This guide covers a number of types of e-signatures that have different legal relevancy and uses the following terms throughout.
Electronic signature or e-signature, which covers all technologies and digital solutions that enable businesses and individual persons to create electronic signatures, including putting the image of a handwritten signature on a document, signing with pin codes, signing via ticking a checkbox, typing the name on an electronic document, or signing with an e-signature certification issued by a trusted service provider. As a high-level definition, an electronic signature is electronic data which is attached to or logically associated with other electronic data and which the signatory uses to sign.
In comparison with an electronic signature, a digital signature is technology that uses algorithms and encryption-decryption methods to detect unauthorised modifications to data and to authenticate the identity of the signatory (electronic identification). Digital signatures use PKI to verify the identity of a signatory. PKI uses two keys, one public and one private, for unique identification. Both the sender and recipient must have a digital certificate from a certificate authority.
Simple/standard electronic signature (SES), which means electronic data that is used by the signatory to sign and is attached to or logically associated with other electronic data, e.g. if a person attached his/her signature panel or name to the end of an email or simply typed his/her name at the end of a Word document. A SES does not verify the issuer’s personal identity or the integrity of the text, i.e. it cannot be guaranteed that the text has not been changed.
Advanced electronic signature (AES), which is a special type of digital signature that it is uniquely linked to, and capable of identifying, the signatory.
Qualified electronic signature (QES), which is a special type of AES digital signature that is created by a qualified electronic signature creation device and is based on a qualified certificate for electronic signatures.
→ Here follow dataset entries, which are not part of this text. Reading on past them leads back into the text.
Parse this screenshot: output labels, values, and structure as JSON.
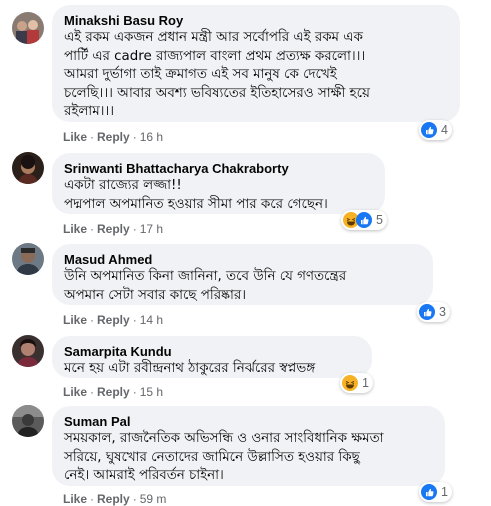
{
  "comments": [
    {
      "name": "Minakshi Basu Roy",
      "lines": [
        "এই রকম একজন প্রধান মন্ত্রী আর সর্বোপরি এই রকম এক",
        "পার্টি এর cadre রাজ্যপাল বাংলা প্রথম প্রত্যক্ষ করলো।।।",
        "আমরা দুর্ভাগা তাই ক্রমাগত এই সব মানুষ কে দেখেই",
        "চলেছি।।। আবার অবশ্য ভবিষ্যতের ইতিহাসেরও সাক্ষী হয়ে",
        "রইলাম।।।"
      ],
      "like_label": "Like",
      "reply_label": "Reply",
      "time": "16 h",
      "reactions": [
        "like"
      ],
      "reaction_count": "4"
    },
    {
      "name": "Srinwanti Bhattacharya Chakraborty",
      "lines": [
        "একটা রাজ্যের লজ্জা!!",
        "পদ্মপাল অপমানিত হওয়ার সীমা পার করে গেছেন।"
      ],
      "like_label": "Like",
      "reply_label": "Reply",
      "time": "17 h",
      "reactions": [
        "haha",
        "like"
      ],
      "reaction_count": "5"
    },
    {
      "name": "Masud Ahmed",
      "lines": [
        "উনি অপমানিত কিনা জানিনা, তবে উনি যে গণতন্ত্রের",
        "অপমান সেটা সবার কাছে পরিষ্কার।"
      ],
      "like_label": "Like",
      "reply_label": "Reply",
      "time": "14 h",
      "reactions": [
        "like"
      ],
      "reaction_count": "3"
    },
    {
      "name": "Samarpita Kundu",
      "lines": [
        "মনে হয় এটা রবীন্দ্রনাথ ঠাকুরের নির্ঝরের স্বপ্নভঙ্গ"
      ],
      "like_label": "Like",
      "reply_label": "Reply",
      "time": "15 h",
      "reactions": [
        "haha"
      ],
      "reaction_count": "1"
    },
    {
      "name": "Suman Pal",
      "lines": [
        "সময়কাল, রাজনৈতিক অভিসন্ধি ও ওনার সাংবিধানিক ক্ষমতা",
        "সরিয়ে, ঘুষখোর নেতাদের জামিনে উল্লাসিত হওয়ার কিছু",
        "নেই। আমরাই পরিবর্তন চাইনা।"
      ],
      "like_label": "Like",
      "reply_label": "Reply",
      "time": "59 m",
      "reactions": [
        "like"
      ],
      "reaction_count": "1"
    }
  ]
}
A QES and related qualified certificate can only be issued by a qualified trust service provider, which is designated by a supervisory body in each country.
Electronic time stamp, which is a digital data that certifies the date an electronic signature was created.
The eIDAS Regulation: Regulation (EU) No. 910/2014 of the European Parliament and of the Council of 23 July 2014 on electronic identification and trust services for electronic transactions in the internal market and repealing Directive 1999/93/EC, which applies directly in each EU country in the CEE region (Bulgaria, Croatia, the Czech Republic, Hungary, Poland, Romania, Slovakia and Slovenia).
It should be noted that on the basis of the eIDAS Regulation, in EU member states an electronic signature cannot be denied legal effect and admissibility as evidence in legal proceedings solely on the grounds that it is in an electronic form or that it does not meet the requirements for qualified electronic signatures. Furthermore, the eIDAS Regulation stipulates that a qualified electronic signature will have the equivalent legal effect of a handwritten (wet-ink) signature, and a qualified electronic signature based on a qualified certificate issued in one EU member state will be recognised as a qualified electronic signature in all other member states.
However, it varies from country by country whether other types of electronic signature, e.g. an AES or SES, are accepted as having the equivalent legal effect of a handwritten, wet-ink signature.